** What you need to do **
Every line below must be given again exactly.

** Stored data **
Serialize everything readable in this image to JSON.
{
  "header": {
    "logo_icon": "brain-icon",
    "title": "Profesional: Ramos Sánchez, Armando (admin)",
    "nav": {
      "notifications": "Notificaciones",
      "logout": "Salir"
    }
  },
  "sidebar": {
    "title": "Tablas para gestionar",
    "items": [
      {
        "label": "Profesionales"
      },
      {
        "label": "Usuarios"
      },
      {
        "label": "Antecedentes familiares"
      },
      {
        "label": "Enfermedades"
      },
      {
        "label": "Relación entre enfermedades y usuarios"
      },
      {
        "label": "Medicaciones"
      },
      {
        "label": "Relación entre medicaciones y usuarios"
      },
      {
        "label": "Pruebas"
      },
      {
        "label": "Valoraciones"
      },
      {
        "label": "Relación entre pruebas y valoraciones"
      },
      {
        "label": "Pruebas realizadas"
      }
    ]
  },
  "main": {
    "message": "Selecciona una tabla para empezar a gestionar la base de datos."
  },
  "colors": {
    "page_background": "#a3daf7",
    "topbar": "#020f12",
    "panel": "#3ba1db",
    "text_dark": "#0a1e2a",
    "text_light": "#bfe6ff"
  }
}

** Result of this task **
Serialize everything readable in this image to JSON.
{
  "header": {
    "logo_icon": "brain-icon",
    "title": "Profesional: Ramos Sánchez, Armando (admin)",
    "nav": {
      "notifications": "Notificaciones",
      "logout": "Salir"
    }
  },
  "sidebar": {
    "title": "Tablas para gestionar",
    "items": [
      {
        "label": "Profesionales"
      },
      {
        "label": "Usuarios"
      },
      {
        "label": "Antecedentes familiares"
      },
      {
        "label": "Enfermedades"
      },
      {
        "label": "Relación entre enfermedades y usuarios"
      },
      {
        "label": "Medicaciones"
      },
      {
        "label": "Relación entre medicaciones y usuarios"
      },
      {
        "label": "Pruebas"
      },
      {
        "label": "Valoraciones"
      },
      {
        "label": "Relación entre pruebas y valoraciones"
      },
      {
        "label": "Pruebas realizadas"
      }
    ]
  },
  "main": {
    "message": "Selecciona una tabla para empezar a gestionar la base de datos."
  },
  "colors": {
    "page_background": "#a3daf7",
    "topbar": "#020f12",
    "panel": "#3ba1db",
    "text_dark": "#0a1e2a",
    "text_light": "#bfe6ff"
  }
}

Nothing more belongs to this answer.